◆ Exercise ◆
From the entries, copy every line that carries the string "Preview".

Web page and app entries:
== Segment start ==

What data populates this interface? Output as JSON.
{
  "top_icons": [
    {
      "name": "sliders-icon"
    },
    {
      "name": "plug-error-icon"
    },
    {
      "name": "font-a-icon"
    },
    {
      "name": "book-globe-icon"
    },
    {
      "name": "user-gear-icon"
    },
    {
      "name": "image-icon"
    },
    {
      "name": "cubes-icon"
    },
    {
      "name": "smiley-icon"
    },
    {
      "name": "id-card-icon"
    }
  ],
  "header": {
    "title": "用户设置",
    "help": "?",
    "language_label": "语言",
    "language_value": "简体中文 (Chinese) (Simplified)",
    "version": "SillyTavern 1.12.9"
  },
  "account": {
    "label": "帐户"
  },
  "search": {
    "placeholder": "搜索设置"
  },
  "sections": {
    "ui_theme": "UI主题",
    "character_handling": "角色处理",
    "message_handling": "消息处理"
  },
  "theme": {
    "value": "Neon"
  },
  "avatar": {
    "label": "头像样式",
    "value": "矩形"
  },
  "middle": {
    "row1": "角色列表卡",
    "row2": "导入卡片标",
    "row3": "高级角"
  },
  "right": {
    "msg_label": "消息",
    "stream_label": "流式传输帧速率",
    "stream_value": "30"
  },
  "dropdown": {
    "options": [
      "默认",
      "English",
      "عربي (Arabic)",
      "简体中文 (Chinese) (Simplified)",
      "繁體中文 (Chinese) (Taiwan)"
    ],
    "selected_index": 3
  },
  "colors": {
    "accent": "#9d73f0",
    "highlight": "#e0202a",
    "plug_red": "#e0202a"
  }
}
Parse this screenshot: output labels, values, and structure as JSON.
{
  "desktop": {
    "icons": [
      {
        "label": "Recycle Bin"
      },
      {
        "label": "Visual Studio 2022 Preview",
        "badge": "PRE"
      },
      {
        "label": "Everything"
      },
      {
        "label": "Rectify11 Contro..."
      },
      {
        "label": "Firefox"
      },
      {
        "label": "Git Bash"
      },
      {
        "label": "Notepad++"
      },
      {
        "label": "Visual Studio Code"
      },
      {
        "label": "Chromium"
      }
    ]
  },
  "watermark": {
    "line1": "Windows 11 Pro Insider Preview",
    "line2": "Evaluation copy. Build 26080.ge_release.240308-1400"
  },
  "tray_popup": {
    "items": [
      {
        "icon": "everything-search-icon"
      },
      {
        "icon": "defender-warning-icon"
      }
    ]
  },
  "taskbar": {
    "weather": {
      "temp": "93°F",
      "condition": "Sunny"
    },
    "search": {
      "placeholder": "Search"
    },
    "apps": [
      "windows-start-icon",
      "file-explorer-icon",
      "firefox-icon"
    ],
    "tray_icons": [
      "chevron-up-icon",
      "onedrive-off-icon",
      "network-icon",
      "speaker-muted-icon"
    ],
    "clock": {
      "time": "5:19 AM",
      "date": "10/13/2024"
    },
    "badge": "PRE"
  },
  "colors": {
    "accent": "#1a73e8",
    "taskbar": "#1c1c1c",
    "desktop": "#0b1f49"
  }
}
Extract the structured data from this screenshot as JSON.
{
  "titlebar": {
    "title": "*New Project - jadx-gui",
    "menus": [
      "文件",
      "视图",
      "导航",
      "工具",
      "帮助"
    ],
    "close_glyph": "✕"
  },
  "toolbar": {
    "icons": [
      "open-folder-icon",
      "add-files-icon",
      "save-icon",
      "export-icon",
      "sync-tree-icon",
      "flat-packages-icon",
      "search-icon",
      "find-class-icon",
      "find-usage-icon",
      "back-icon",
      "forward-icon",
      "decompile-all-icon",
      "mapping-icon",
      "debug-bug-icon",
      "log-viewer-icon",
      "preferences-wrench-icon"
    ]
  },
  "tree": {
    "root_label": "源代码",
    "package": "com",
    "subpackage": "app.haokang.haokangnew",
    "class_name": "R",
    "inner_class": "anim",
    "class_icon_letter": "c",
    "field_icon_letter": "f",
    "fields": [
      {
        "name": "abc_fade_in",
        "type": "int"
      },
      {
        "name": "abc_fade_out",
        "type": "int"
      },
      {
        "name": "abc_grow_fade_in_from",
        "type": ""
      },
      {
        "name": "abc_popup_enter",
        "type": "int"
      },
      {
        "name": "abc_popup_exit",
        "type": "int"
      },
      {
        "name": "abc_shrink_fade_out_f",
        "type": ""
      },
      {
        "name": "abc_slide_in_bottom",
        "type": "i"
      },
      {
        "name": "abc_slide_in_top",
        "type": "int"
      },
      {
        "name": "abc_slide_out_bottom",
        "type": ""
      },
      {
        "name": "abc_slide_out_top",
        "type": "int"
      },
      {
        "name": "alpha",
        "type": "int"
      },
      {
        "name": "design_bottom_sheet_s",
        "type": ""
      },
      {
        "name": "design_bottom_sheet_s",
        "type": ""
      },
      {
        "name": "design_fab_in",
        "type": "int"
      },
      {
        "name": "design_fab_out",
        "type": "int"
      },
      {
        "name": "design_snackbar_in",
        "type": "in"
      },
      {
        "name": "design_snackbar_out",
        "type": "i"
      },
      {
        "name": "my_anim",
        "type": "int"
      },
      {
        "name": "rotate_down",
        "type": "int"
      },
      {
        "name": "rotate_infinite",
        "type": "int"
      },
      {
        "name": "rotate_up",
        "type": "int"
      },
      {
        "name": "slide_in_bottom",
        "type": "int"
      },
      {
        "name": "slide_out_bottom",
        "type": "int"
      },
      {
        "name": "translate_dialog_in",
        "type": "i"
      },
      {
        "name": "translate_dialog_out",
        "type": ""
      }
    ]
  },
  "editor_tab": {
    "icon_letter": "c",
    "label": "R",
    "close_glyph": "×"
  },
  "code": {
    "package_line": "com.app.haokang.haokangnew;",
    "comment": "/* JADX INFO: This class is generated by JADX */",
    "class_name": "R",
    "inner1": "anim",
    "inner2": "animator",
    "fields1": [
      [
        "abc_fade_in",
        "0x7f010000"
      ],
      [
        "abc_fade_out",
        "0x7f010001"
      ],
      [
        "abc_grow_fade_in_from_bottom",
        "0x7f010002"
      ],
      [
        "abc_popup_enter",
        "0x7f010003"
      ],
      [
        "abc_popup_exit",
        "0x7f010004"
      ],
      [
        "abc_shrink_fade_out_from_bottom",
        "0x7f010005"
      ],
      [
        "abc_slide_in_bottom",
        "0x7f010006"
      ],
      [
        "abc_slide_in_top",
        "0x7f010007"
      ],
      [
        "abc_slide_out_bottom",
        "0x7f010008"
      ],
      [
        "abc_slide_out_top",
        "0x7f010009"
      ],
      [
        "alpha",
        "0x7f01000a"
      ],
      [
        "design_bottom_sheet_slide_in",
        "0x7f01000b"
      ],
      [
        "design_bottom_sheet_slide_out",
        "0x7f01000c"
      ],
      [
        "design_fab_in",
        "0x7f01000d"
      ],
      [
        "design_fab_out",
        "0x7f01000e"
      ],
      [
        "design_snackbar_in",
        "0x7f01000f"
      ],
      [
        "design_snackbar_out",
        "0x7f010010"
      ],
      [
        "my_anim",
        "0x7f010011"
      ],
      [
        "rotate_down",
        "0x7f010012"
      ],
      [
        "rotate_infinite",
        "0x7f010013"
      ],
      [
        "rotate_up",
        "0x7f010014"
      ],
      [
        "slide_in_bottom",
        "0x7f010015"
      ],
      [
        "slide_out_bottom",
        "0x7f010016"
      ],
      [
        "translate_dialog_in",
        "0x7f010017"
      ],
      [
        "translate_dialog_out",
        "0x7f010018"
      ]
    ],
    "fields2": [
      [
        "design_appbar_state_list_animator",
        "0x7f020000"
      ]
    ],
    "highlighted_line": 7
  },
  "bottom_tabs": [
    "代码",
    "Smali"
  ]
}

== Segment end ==

◆ Answer to this exercise ◆
        "label": "Visual Studio 2022 Preview",
    "line1": "Windows 11 Pro Insider Preview",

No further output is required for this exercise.